But let’s not cut the other panelists short; they were all fantastic. Michelle Bernard, the sometimes-conservative and the only panelist of an ethnic minority, was loud and boisterous, thoroughly engaging. She was hilarious, as was Connie Schultz. Schultz dominated the personal anecdote, telling stories about teasing Rush Limbaugh, naming cabbage patch dolls “Gloria Steinem” and getting phone calls from reporters asking how she knew her husband. Ashley Judd added a beautiful layer of poise and dignity, referring to “the candidate of my choice” and “the god of my understanding,” instead of openly endorsing a politician or religion (this level and type of tact impressed me).
Even if the topic of the panel had been something completely different, something that I am only marginally interested in (like the zombie apocalypse panel I attended last November at Philcon), I would have had a good time at the Connecticut Forum. Luckily for me, the topic was the state of women, which is something that (as a woman) I am highly interested in. But being at the panel felt like a breath of fresh air to me. Don’t get me wrong — I love attending a Christian college. The socio-political atmosphere and student religious culture, however, make it ridiculously difficult for me to express myself as a woman and as a feminist. NOTE: This isn’t on the college. This is on the student culture. For the most part, I think that Nyack College is fairly decent in its acceptance and support of female professionals and women in academia (for the most part). I’ve talked about it with some professors and the Dean of Students. Nyack is a great place to work (it even won an award for it or something). But student culture is pretty darn oppressive. This is a “ring-by-spring,” MRS degree institution, and although Liberty University is over ten times the size of Nyack College, Nyack’s student culture is very similar to that depicted by Kevin Roose in The Unlikely Disciple. So you can imagine that being an outspoken liberal feminist is difficult on this campus. Being at the Connecticut Forum was like a validating breath of fresh air. There are people in the world who think like me? There are people in the world who see the ways that women are being mistreated in our society? I’m not alone?

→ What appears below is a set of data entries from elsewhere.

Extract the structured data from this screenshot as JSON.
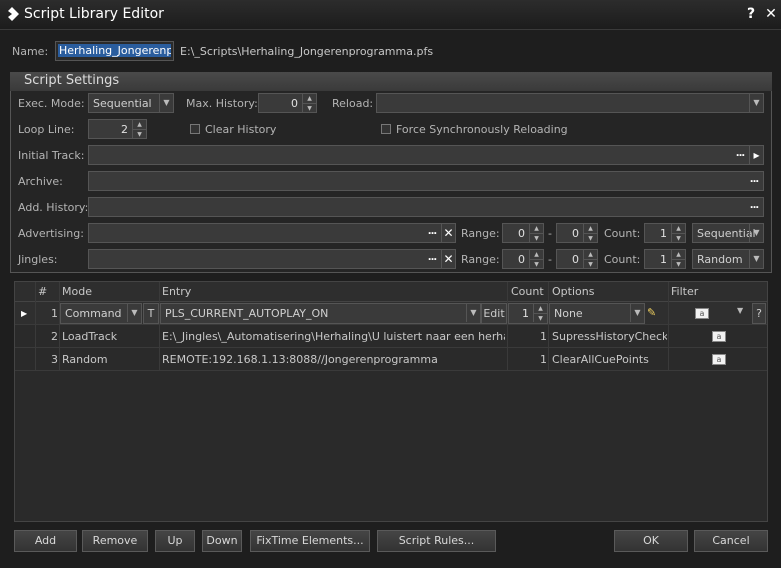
{
  "window": {
    "title": "Script Library Editor",
    "help_label": "?",
    "close_label": "✕"
  },
  "name_row": {
    "label": "Name:",
    "value": "Herhaling_Jongerenprog",
    "path": "E:\\_Scripts\\Herhaling_Jongerenprogramma.pfs"
  },
  "settings": {
    "title": "Script Settings",
    "exec_mode_label": "Exec. Mode:",
    "exec_mode_value": "Sequential",
    "max_history_label": "Max. History:",
    "max_history_value": "0",
    "reload_label": "Reload:",
    "reload_value": "",
    "loop_line_label": "Loop Line:",
    "loop_line_value": "2",
    "clear_history_label": "Clear History",
    "force_sync_label": "Force Synchronously Reloading",
    "initial_track_label": "Initial Track:",
    "archive_label": "Archive:",
    "add_history_label": "Add. History:",
    "advertising_label": "Advertising:",
    "jingles_label": "Jingles:",
    "range_label": "Range:",
    "dash": "-",
    "count_label": "Count:",
    "dots": "...",
    "advertising": {
      "range_from": "0",
      "range_to": "0",
      "count": "1",
      "mode": "Sequential"
    },
    "jingles": {
      "range_from": "0",
      "range_to": "0",
      "count": "1",
      "mode": "Random"
    }
  },
  "grid": {
    "columns": [
      "#",
      "Mode",
      "Entry",
      "Count",
      "Options",
      "Filter"
    ],
    "edit_label": "Edit",
    "t_label": "T",
    "question_label": "?",
    "rows": [
      {
        "num": "1",
        "mode": "Command",
        "entry": "PLS_CURRENT_AUTOPLAY_ON",
        "count": "1",
        "options": "None"
      },
      {
        "num": "2",
        "mode": "LoadTrack",
        "entry": "E:\\_Jingles\\_Automatisering\\Herhaling\\U luistert naar een herhaling ...",
        "count": "1",
        "options": "SupressHistoryCheck..."
      },
      {
        "num": "3",
        "mode": "Random",
        "entry": "REMOTE:192.168.1.13:8088//Jongerenprogramma",
        "count": "1",
        "options": "ClearAllCuePoints"
      }
    ]
  },
  "buttons": {
    "add": "Add",
    "remove": "Remove",
    "up": "Up",
    "down": "Down",
    "fixtime": "FixTime Elements...",
    "script_rules": "Script Rules...",
    "ok": "OK",
    "cancel": "Cancel"
  }
}
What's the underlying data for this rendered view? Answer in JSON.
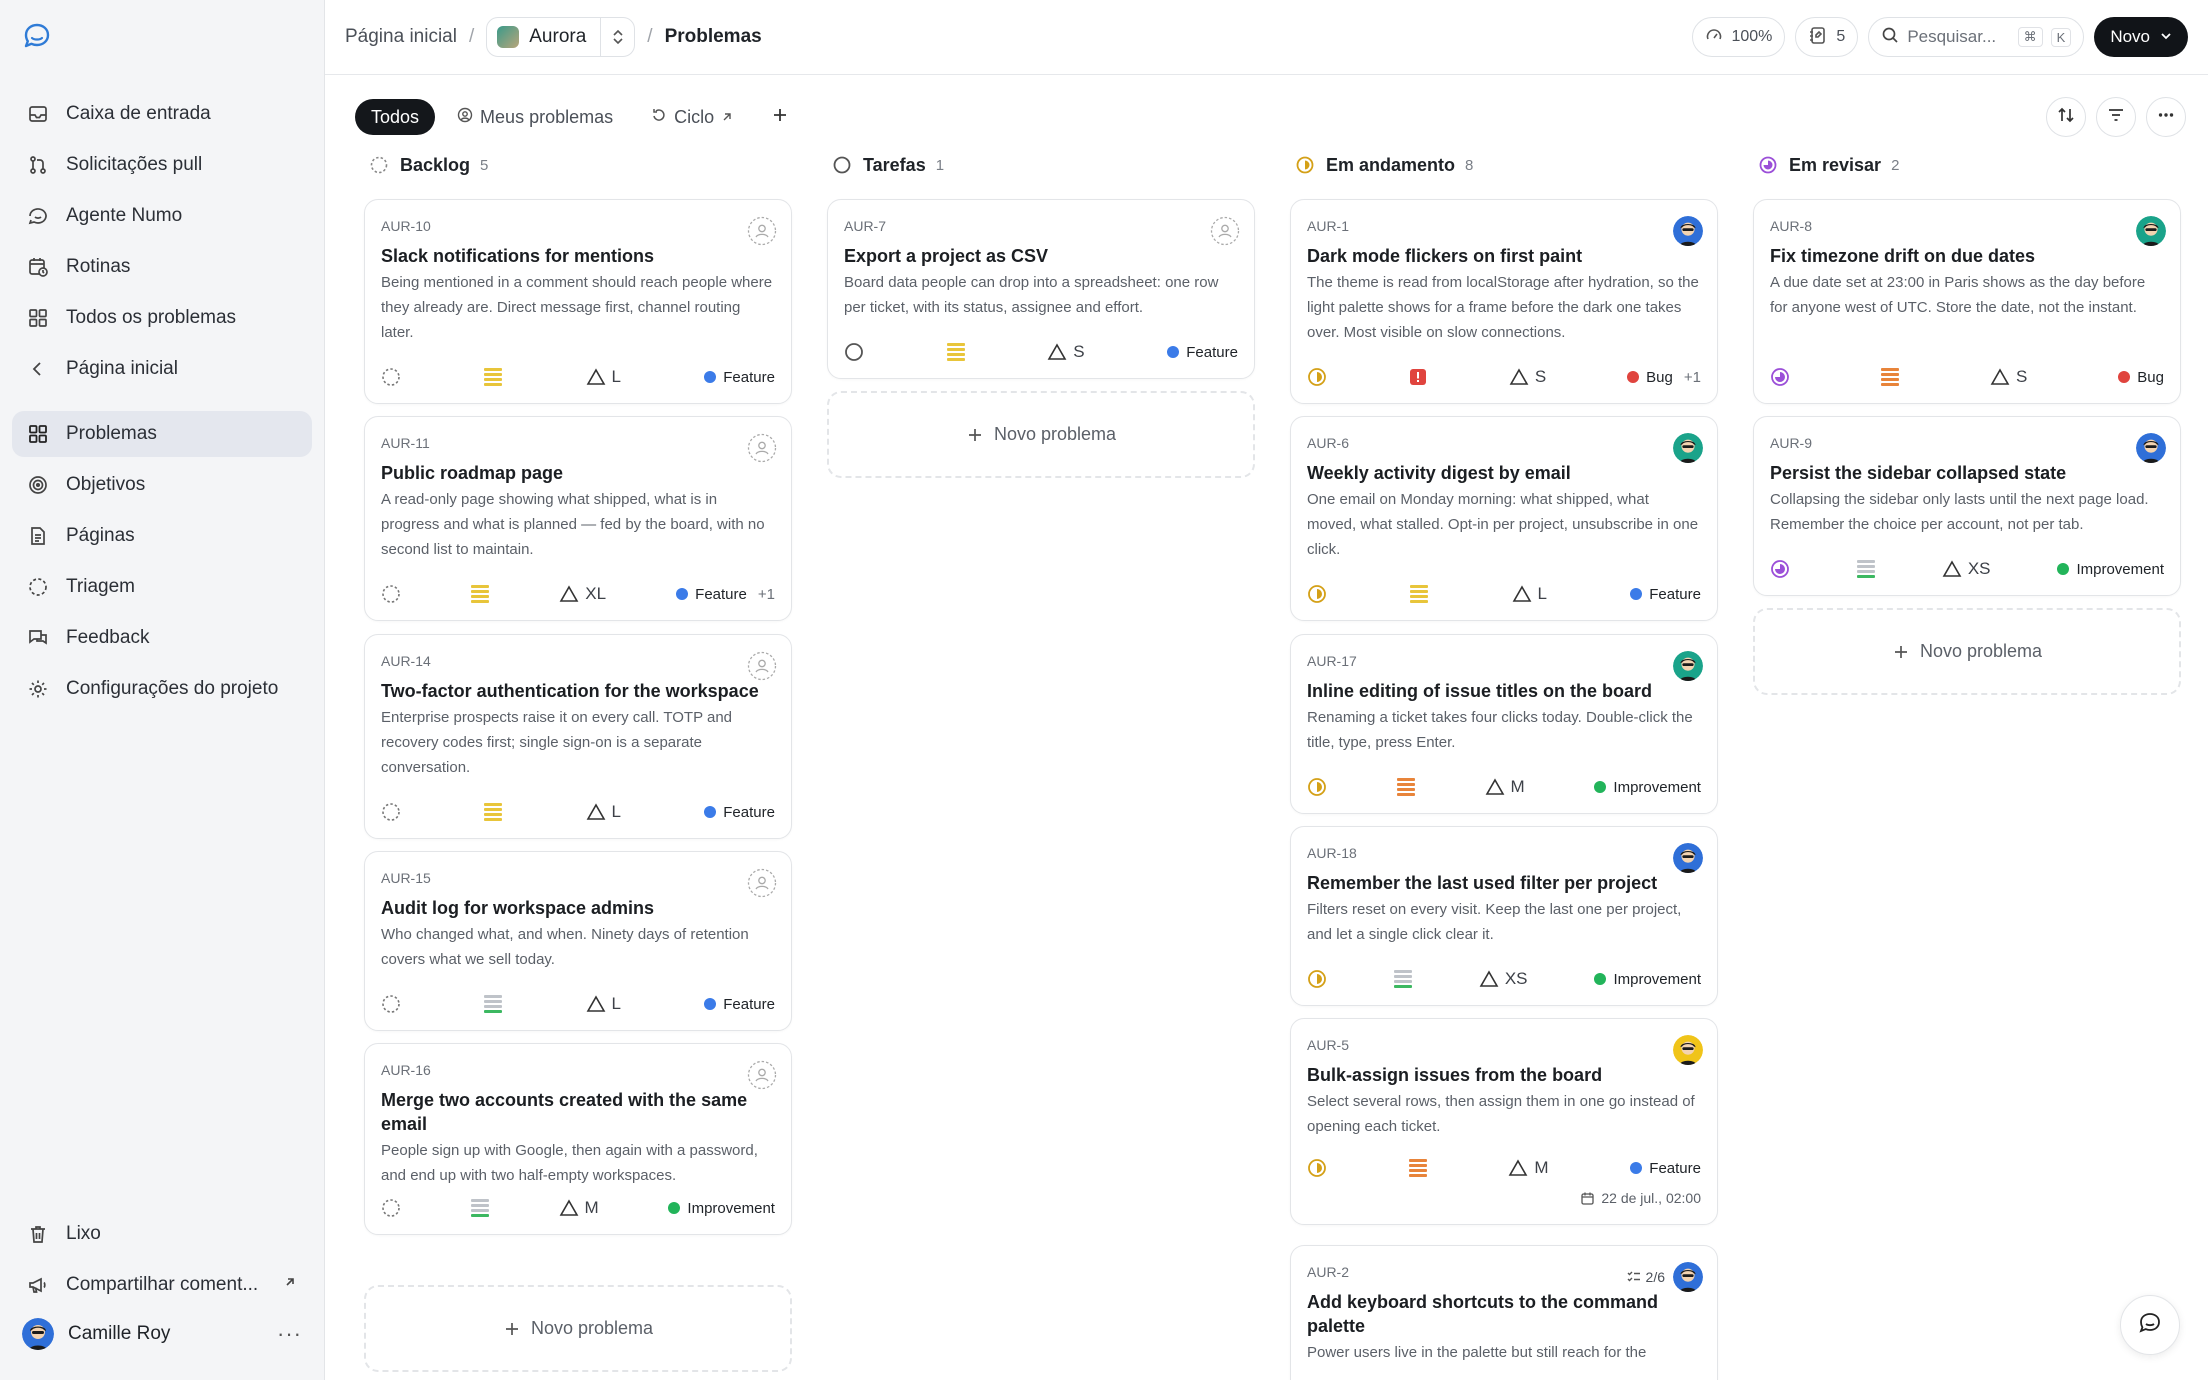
{
  "sidebar": {
    "items": [
      {
        "label": "Caixa de entrada"
      },
      {
        "label": "Solicitações pull"
      },
      {
        "label": "Agente Numo"
      },
      {
        "label": "Rotinas"
      },
      {
        "label": "Todos os problemas"
      },
      {
        "label": "Página inicial"
      },
      {
        "label": "Problemas"
      },
      {
        "label": "Objetivos"
      },
      {
        "label": "Páginas"
      },
      {
        "label": "Triagem"
      },
      {
        "label": "Feedback"
      },
      {
        "label": "Configurações do projeto"
      }
    ],
    "bottom": {
      "trash": "Lixo",
      "share": "Compartilhar coment..."
    },
    "user": {
      "name": "Camille Roy"
    }
  },
  "header": {
    "home": "Página inicial",
    "project": "Aurora",
    "current": "Problemas",
    "zoom": "100%",
    "notes_count": "5",
    "search_placeholder": "Pesquisar...",
    "kbd_cmd": "⌘",
    "kbd_k": "K",
    "new_label": "Novo"
  },
  "toolbar": {
    "tabs": [
      {
        "label": "Todos"
      },
      {
        "label": "Meus problemas"
      },
      {
        "label": "Ciclo"
      }
    ]
  },
  "board": {
    "new_issue_label": "Novo problema",
    "columns": [
      {
        "name": "Backlog",
        "count": "5",
        "cards": [
          {
            "id": "AUR-10",
            "title": "Slack notifications for mentions",
            "desc": "Being mentioned in a comment should reach people where they already are. Direct message first, channel routing later.",
            "size": "L",
            "tag": "Feature",
            "tag_extra": ""
          },
          {
            "id": "AUR-11",
            "title": "Public roadmap page",
            "desc": "A read-only page showing what shipped, what is in progress and what is planned — fed by the board, with no second list to maintain.",
            "size": "XL",
            "tag": "Feature",
            "tag_extra": "+1"
          },
          {
            "id": "AUR-14",
            "title": "Two-factor authentication for the workspace",
            "desc": "Enterprise prospects raise it on every call. TOTP and recovery codes first; single sign-on is a separate conversation.",
            "size": "L",
            "tag": "Feature",
            "tag_extra": ""
          },
          {
            "id": "AUR-15",
            "title": "Audit log for workspace admins",
            "desc": "Who changed what, and when. Ninety days of retention covers what we sell today.",
            "size": "L",
            "tag": "Feature",
            "tag_extra": ""
          },
          {
            "id": "AUR-16",
            "title": "Merge two accounts created with the same email",
            "desc": "People sign up with Google, then again with a password, and end up with two half-empty workspaces.",
            "size": "M",
            "tag": "Improvement",
            "tag_extra": ""
          }
        ]
      },
      {
        "name": "Tarefas",
        "count": "1",
        "cards": [
          {
            "id": "AUR-7",
            "title": "Export a project as CSV",
            "desc": "Board data people can drop into a spreadsheet: one row per ticket, with its status, assignee and effort.",
            "size": "S",
            "tag": "Feature",
            "tag_extra": ""
          }
        ]
      },
      {
        "name": "Em andamento",
        "count": "8",
        "cards": [
          {
            "id": "AUR-1",
            "title": "Dark mode flickers on first paint",
            "desc": "The theme is read from localStorage after hydration, so the light palette shows for a frame before the dark one takes over. Most visible on slow connections.",
            "size": "S",
            "tag": "Bug",
            "tag_extra": "+1"
          },
          {
            "id": "AUR-6",
            "title": "Weekly activity digest by email",
            "desc": "One email on Monday morning: what shipped, what moved, what stalled. Opt-in per project, unsubscribe in one click.",
            "size": "L",
            "tag": "Feature",
            "tag_extra": ""
          },
          {
            "id": "AUR-17",
            "title": "Inline editing of issue titles on the board",
            "desc": "Renaming a ticket takes four clicks today. Double-click the title, type, press Enter.",
            "size": "M",
            "tag": "Improvement",
            "tag_extra": ""
          },
          {
            "id": "AUR-18",
            "title": "Remember the last used filter per project",
            "desc": "Filters reset on every visit. Keep the last one per project, and let a single click clear it.",
            "size": "XS",
            "tag": "Improvement",
            "tag_extra": ""
          },
          {
            "id": "AUR-5",
            "title": "Bulk-assign issues from the board",
            "desc": "Select several rows, then assign them in one go instead of opening each ticket.",
            "size": "M",
            "tag": "Feature",
            "tag_extra": "",
            "due": "22 de jul., 02:00"
          },
          {
            "id": "AUR-2",
            "title": "Add keyboard shortcuts to the command palette",
            "desc": "Power users live in the palette but still reach for the",
            "checklist": "2/6"
          }
        ]
      },
      {
        "name": "Em revisar",
        "count": "2",
        "cards": [
          {
            "id": "AUR-8",
            "title": "Fix timezone drift on due dates",
            "desc": "A due date set at 23:00 in Paris shows as the day before for anyone west of UTC. Store the date, not the instant.",
            "size": "S",
            "tag": "Bug",
            "tag_extra": ""
          },
          {
            "id": "AUR-9",
            "title": "Persist the sidebar collapsed state",
            "desc": "Collapsing the sidebar only lasts until the next page load. Remember the choice per account, not per tab.",
            "size": "XS",
            "tag": "Improvement",
            "tag_extra": ""
          }
        ]
      }
    ]
  },
  "colors": {
    "feature": "#3b7be8",
    "improvement": "#22b45a",
    "bug": "#e0443e",
    "in_progress": "#d4a017",
    "review": "#9b4fd8",
    "accent_dark": "#111418"
  }
}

One of the things that I remember the panelists talking about is the attitude that feminism isn’t needed anymore when it most definitely is. Women’s rights, I have been (accurately) told, are really human rights. And that’s the attitude that I’m coming up against pretty regularly. It makes me think of the 1920s. Suffrage finally happens, but the women’s movement shrinks. When NAWSA becomes the League of Women Voters after the 19th amendment, is membership goes down to 10% of what it had been. The next generation of women stopped caring or something. Feminism lulled. It lulled again in the 1980s. It’s lulling again now. It’s uncool to be a feminist.
More than anything, The State of Women 2012 panel felt like an inauguration. I felt like I was taking on the mantle of great women who have come before me, like I was becoming a part of something bigger and greater than myself. I felt like I was being inducted into the proud ranks of a beautiful and ancient society structured on the principle that all people deserve fair treatment as people, regardless of sex, race, sexuality, economic class, et. al. The whole event had the flavor of a ceremony or rite of passage. It was wonderful, and I am so glad to have gone.